How do you choose a new book? Most of us start by looking at the title or the cover. Each person has their own private code of colours, typefaces and titles which signal whether a book is bad – consciously or unconsciously.
I like geometric or abstract covers with well-chosen colours; I refuse to read anything with a title that begins “The Girl/Boy Who…” Most of all, I avoid books with one-word titles. These rules of thumb are usually quite accurate. I trust the authors and cover designers to do their job well, and help me find the books I like by creating covers that appeal to me.
But sometimes, you have to break your own rules: because a book comes highly recommended, or you’re in a rush to choose a book before your plane leaves, or because it’s personal. Fen, the first collection of short stories from Daisy Johnson, ticked all those boxes for me.
I was suspicious at first. When a book gets described as a “heady broth” by the Guardian, then you have to be at least a little sceptical. What’s more, most of the stories are about adolescence, which is always boggy ground for writers. Trying to write about teenagers makes most of us sound old. Fortunately, Johnson is a rare exception, with a strong and convincing voice.
She writes evocatively about the English fens, which are (in this reviewer’s opinion) an extremely under-rated part of the country. She writes about the strange, dark earth, the pools and canals that cover the region, the flocks of birds; the weather, sometimes bad-tempered, sometimes beautiful; and the depth of myth and history that covers everything like a thin sheet of floodwater.
She also writes about growing up as a girl in a bad world. The toxic, peaty sludge of unwritten rules, forbidden thoughts, and self-hatred that pools around innocent adolescent bodies.
It is a well-known fact – but rarely reported or discussed – that girls in England are suffering. They have terrifyingly high rates of anorexia and self-harm. They are as vulnerable to abuse as they have ever been. They do brilliantly at school, then crash out of life in their late teens and early twenties, unable to keep up the façade any longer. On the internet, and in real life, they push each other into more and more extreme behaviour. They are objectified, brutalized, minimized, doubted, silenced, and shamed.
Johnson uses the weirdness of the fens to make the weirdness of female adolescence tangible. There is the story about the girl who starves herself until she can become an eel, and live unnoticed and unbothered in the fenland waterways. It’s as good a depiction of anorexia as any I’ve read.
Women, their bodies and their sexuality are, in Johnson’s stories, violent. Violent in the unpredictable, inexorable way that water is violent: you never see it coming. There are women who kill men, women who humiliate men, women who bring men back from the dead or leave out other women as bait.
On one level, this appeals to me. It’s refreshing to read a book where women are powerful, and their power is acknowledged. But at the same time, and outside the covers of the book, I see my own gender and sexuality as a positive power. Power can be bad, or even just blindly neutral (like the power of water) – but it can also be good. There has to be some good in the world, doesn’t there?

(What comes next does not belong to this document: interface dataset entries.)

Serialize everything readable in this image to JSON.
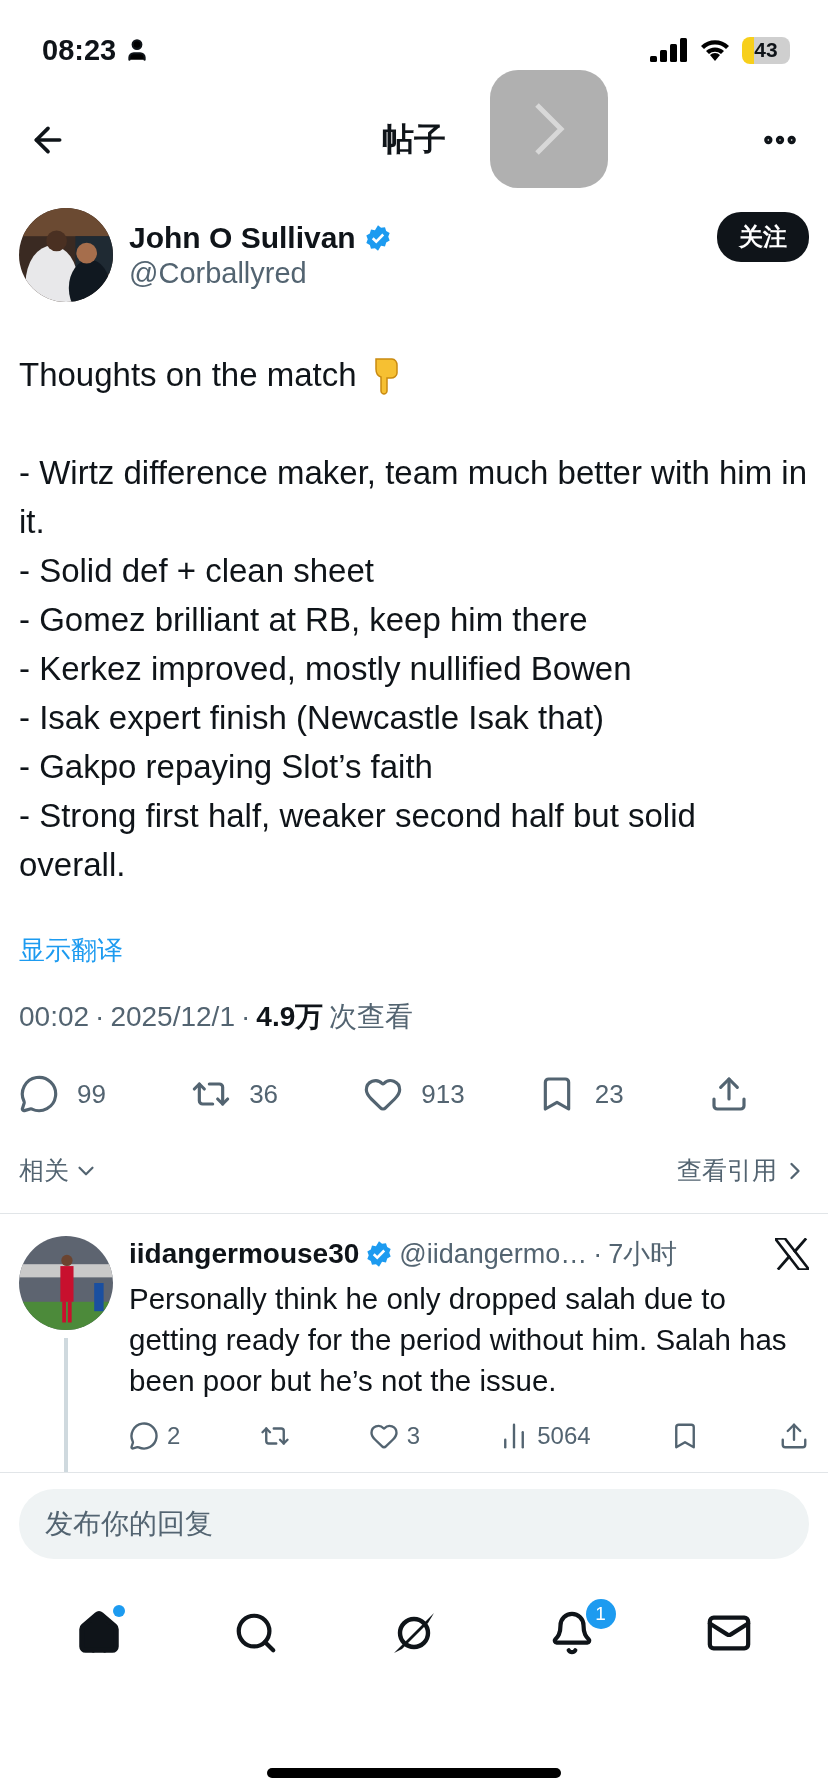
{
  "status_bar": {
    "time": "08:23",
    "battery": "43",
    "low_power": true
  },
  "header": {
    "title": "帖子"
  },
  "post": {
    "author": {
      "name": "John O Sullivan",
      "handle": "@Corballyred",
      "verified": true
    },
    "follow_label": "关注",
    "intro": "Thoughts on the match",
    "lines": [
      "- Wirtz difference maker, team much better with him in it.",
      "- Solid def + clean sheet",
      "- Gomez brilliant at RB, keep him there",
      "- Kerkez improved, mostly nullified Bowen",
      "- Isak expert finish (Newcastle Isak that)",
      "- Gakpo repaying Slot’s faith",
      "- Strong first half, weaker second half but solid overall."
    ],
    "translate": "显示翻译",
    "meta": {
      "time": "00:02",
      "separator": "·",
      "date": "2025/12/1",
      "views": "4.9万",
      "views_label": "次查看"
    },
    "actions": [
      {
        "kind": "reply",
        "count": "99"
      },
      {
        "kind": "repost",
        "count": "36"
      },
      {
        "kind": "like",
        "count": "913"
      },
      {
        "kind": "bookmark",
        "count": "23"
      },
      {
        "kind": "share"
      }
    ]
  },
  "related": {
    "label": "相关",
    "quotes": "查看引用"
  },
  "replies": [
    {
      "name": "iidangermouse30",
      "verified": true,
      "handle": "@iidangermo…",
      "separator": "·",
      "time": "7小时",
      "text": "Personally think he only dropped salah due to getting ready for the period without him. Salah has been poor but he’s not the issue.",
      "actions": [
        {
          "kind": "reply",
          "count": "2"
        },
        {
          "kind": "repost"
        },
        {
          "kind": "like",
          "count": "3"
        },
        {
          "kind": "views",
          "count": "5064"
        },
        {
          "kind": "bookmark"
        },
        {
          "kind": "share"
        }
      ]
    }
  ],
  "composer": {
    "placeholder": "发布你的回复"
  },
  "tabs": [
    {
      "kind": "home",
      "selected": true,
      "has_new": true
    },
    {
      "kind": "search",
      "selected": false
    },
    {
      "kind": "grok",
      "selected": false
    },
    {
      "kind": "notifications",
      "selected": false,
      "badge": "1"
    },
    {
      "kind": "messages",
      "selected": false
    }
  ]
}
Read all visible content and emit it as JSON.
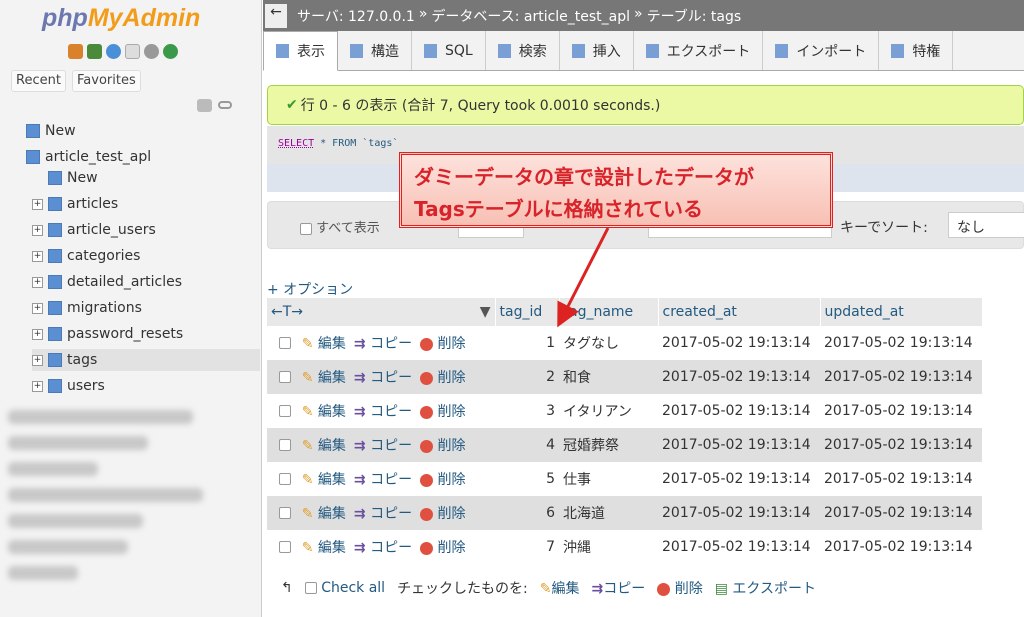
{
  "sidebar": {
    "logo_php": "php",
    "logo_myadmin": "MyAdmin",
    "recent": "Recent",
    "favorites": "Favorites",
    "tree": [
      {
        "label": "New",
        "level": 0
      },
      {
        "label": "article_test_apl",
        "level": 0
      },
      {
        "label": "New",
        "level": 1
      },
      {
        "label": "articles",
        "level": 1
      },
      {
        "label": "article_users",
        "level": 1
      },
      {
        "label": "categories",
        "level": 1
      },
      {
        "label": "detailed_articles",
        "level": 1
      },
      {
        "label": "migrations",
        "level": 1
      },
      {
        "label": "password_resets",
        "level": 1
      },
      {
        "label": "tags",
        "level": 1,
        "selected": true
      },
      {
        "label": "users",
        "level": 1
      }
    ]
  },
  "breadcrumb": {
    "back": "←",
    "server": "サーバ: 127.0.0.1",
    "sep": "»",
    "database": "データベース: article_test_apl",
    "table": "テーブル: tags"
  },
  "tabs": [
    "表示",
    "構造",
    "SQL",
    "検索",
    "挿入",
    "エクスポート",
    "インポート",
    "特権"
  ],
  "message": "行 0 - 6 の表示 (合計 7, Query took 0.0010 seconds.)",
  "query": {
    "k1": "SELECT",
    "rest": " * FROM `tags`"
  },
  "filter": {
    "show_all": "すべて表示",
    "sort_label": "キーでソート:",
    "sort_value": "なし"
  },
  "options": "+ オプション",
  "table": {
    "nav": "←T→",
    "columns": [
      "tag_id",
      "tag_name",
      "created_at",
      "updated_at"
    ],
    "actions": {
      "edit": "編集",
      "copy": "コピー",
      "delete": "削除"
    },
    "rows": [
      [
        "1",
        "タグなし",
        "2017-05-02 19:13:14",
        "2017-05-02 19:13:14"
      ],
      [
        "2",
        "和食",
        "2017-05-02 19:13:14",
        "2017-05-02 19:13:14"
      ],
      [
        "3",
        "イタリアン",
        "2017-05-02 19:13:14",
        "2017-05-02 19:13:14"
      ],
      [
        "4",
        "冠婚葬祭",
        "2017-05-02 19:13:14",
        "2017-05-02 19:13:14"
      ],
      [
        "5",
        "仕事",
        "2017-05-02 19:13:14",
        "2017-05-02 19:13:14"
      ],
      [
        "6",
        "北海道",
        "2017-05-02 19:13:14",
        "2017-05-02 19:13:14"
      ],
      [
        "7",
        "沖縄",
        "2017-05-02 19:13:14",
        "2017-05-02 19:13:14"
      ]
    ]
  },
  "footer": {
    "check_all": "Check all",
    "with_selected": "チェックしたものを:",
    "edit": "編集",
    "copy": "コピー",
    "delete": "削除",
    "export": "エクスポート"
  },
  "callout": {
    "line1": "ダミーデータの章で設計したデータが",
    "line2": "Tagsテーブルに格納されている",
    "color": "#d8232a"
  }
}
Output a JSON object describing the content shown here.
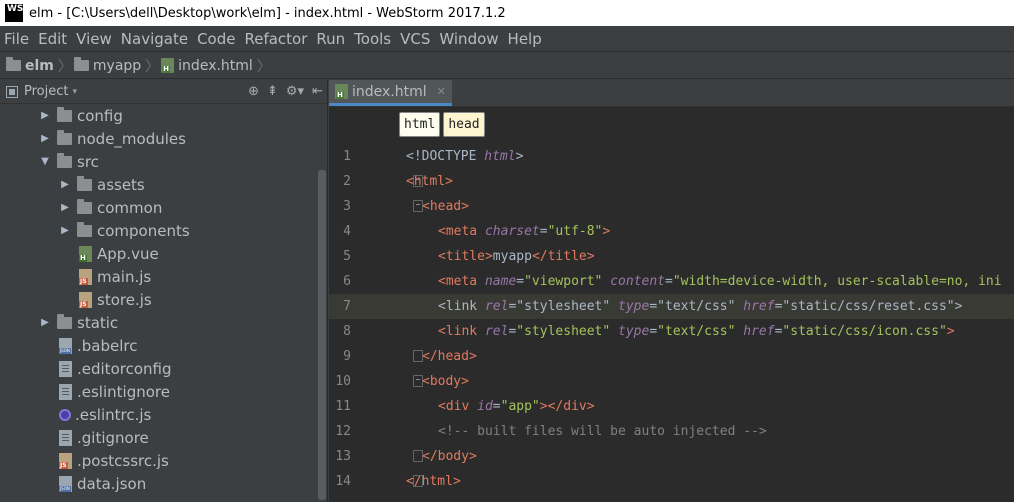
{
  "window": {
    "logo": "WS",
    "title": "elm - [C:\\Users\\dell\\Desktop\\work\\elm] - index.html - WebStorm 2017.1.2"
  },
  "menu": {
    "items": [
      "File",
      "Edit",
      "View",
      "Navigate",
      "Code",
      "Refactor",
      "Run",
      "Tools",
      "VCS",
      "Window",
      "Help"
    ]
  },
  "breadcrumb": {
    "root": "elm",
    "folder": "myapp",
    "file": "index.html"
  },
  "project_panel": {
    "title": "Project",
    "items": [
      {
        "label": "config",
        "type": "folder",
        "expanded": false,
        "depth": 1
      },
      {
        "label": "node_modules",
        "type": "folder",
        "expanded": false,
        "depth": 1
      },
      {
        "label": "src",
        "type": "folder",
        "expanded": true,
        "depth": 1
      },
      {
        "label": "assets",
        "type": "folder",
        "expanded": false,
        "depth": 2
      },
      {
        "label": "common",
        "type": "folder",
        "expanded": false,
        "depth": 2
      },
      {
        "label": "components",
        "type": "folder",
        "expanded": false,
        "depth": 2
      },
      {
        "label": "App.vue",
        "type": "vue",
        "depth": 2
      },
      {
        "label": "main.js",
        "type": "js",
        "depth": 2
      },
      {
        "label": "store.js",
        "type": "js",
        "depth": 2
      },
      {
        "label": "static",
        "type": "folder",
        "expanded": false,
        "depth": 1
      },
      {
        "label": ".babelrc",
        "type": "json",
        "depth": 1
      },
      {
        "label": ".editorconfig",
        "type": "txt",
        "depth": 1
      },
      {
        "label": ".eslintignore",
        "type": "txt",
        "depth": 1
      },
      {
        "label": ".eslintrc.js",
        "type": "eslint",
        "depth": 1
      },
      {
        "label": ".gitignore",
        "type": "txt",
        "depth": 1
      },
      {
        "label": ".postcssrc.js",
        "type": "js",
        "depth": 1
      },
      {
        "label": "data.json",
        "type": "json",
        "depth": 1
      }
    ]
  },
  "editor": {
    "tab_label": "index.html",
    "tag_breadcrumbs": [
      "html",
      "head"
    ],
    "highlighted_line": 7,
    "lines": [
      {
        "n": "1"
      },
      {
        "n": "2"
      },
      {
        "n": "3"
      },
      {
        "n": "4"
      },
      {
        "n": "5"
      },
      {
        "n": "6"
      },
      {
        "n": "7"
      },
      {
        "n": "8"
      },
      {
        "n": "9"
      },
      {
        "n": "10"
      },
      {
        "n": "11"
      },
      {
        "n": "12"
      },
      {
        "n": "13"
      },
      {
        "n": "14"
      }
    ],
    "code": {
      "l1_doctype": "<!DOCTYPE ",
      "l1_html": "html",
      "l1_end": ">",
      "l2": "<html>",
      "l3": "<head>",
      "l4_open": "<meta ",
      "l4_attr": "charset",
      "l4_eq": "=",
      "l4_val": "\"utf-8\"",
      "l4_close": ">",
      "l5_open": "<title>",
      "l5_text": "myapp",
      "l5_close": "</title>",
      "l6_open": "<meta ",
      "l6_attr1": "name",
      "l6_eq": "=",
      "l6_val1": "\"viewport\"",
      "l6_attr2": "content",
      "l6_val2": "\"width=device-width, user-scalable=no, ini",
      "l7_open": "<link ",
      "l7_attr1": "rel",
      "l7_val1": "\"stylesheet\"",
      "l7_attr2": "type",
      "l7_val2": "\"text/css\"",
      "l7_attr3": "href",
      "l7_val3": "\"static/css/reset.css\"",
      "l7_close": ">",
      "l8_open": "<link ",
      "l8_attr1": "rel",
      "l8_val1": "\"stylesheet\"",
      "l8_attr2": "type",
      "l8_val2": "\"text/css\"",
      "l8_attr3": "href",
      "l8_val3": "\"static/css/icon.css\"",
      "l8_close": ">",
      "l9": "</head>",
      "l10": "<body>",
      "l11_open": "<div ",
      "l11_attr": "id",
      "l11_val": "\"app\"",
      "l11_close": "></div>",
      "l12": "<!-- built files will be auto injected -->",
      "l13": "</body>",
      "l14": "</html>"
    }
  }
}
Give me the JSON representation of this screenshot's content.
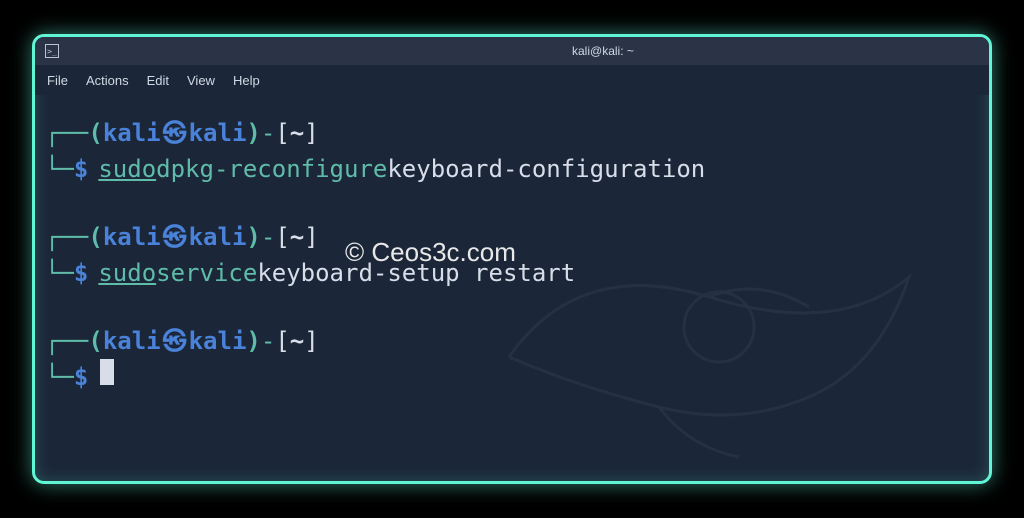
{
  "titlebar": {
    "icon_glyph": ">_",
    "title": "kali@kali: ~"
  },
  "menubar": {
    "items": [
      "File",
      "Actions",
      "Edit",
      "View",
      "Help"
    ]
  },
  "prompt": {
    "corner_tl": "┌──",
    "corner_bl": "└─",
    "paren_open": "(",
    "paren_close": ")",
    "user": "kali",
    "skull": "㉿",
    "host": "kali",
    "dash_br": "-",
    "bracket_open": "[",
    "bracket_close": "]",
    "path": "~",
    "dollar": "$"
  },
  "commands": [
    {
      "sudo": "sudo",
      "green": " dpkg-reconfigure",
      "plain": " keyboard-configuration"
    },
    {
      "sudo": "sudo",
      "green": " service",
      "plain": " keyboard-setup restart"
    }
  ],
  "watermark": "© Ceos3c.com"
}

This is why the fenland setting is so necessary. If Johnson’s stories were open to the wider world, then people would be able to escape and change. As it is, she traps all her characters within the fens, and offers them no choices beyond eat or be eaten.
This is a book with a voice and message all its own. If you appreciate the craft of short stories, or just good story-telling in general, then you will get a lot out of it. But let me end with a caveat emptor: I recognize the world of Fen, but I don’t want to live in it. And anyone else who sees themselves in these stories, especially young women, should know that there are other endings available.
You can buy the book here.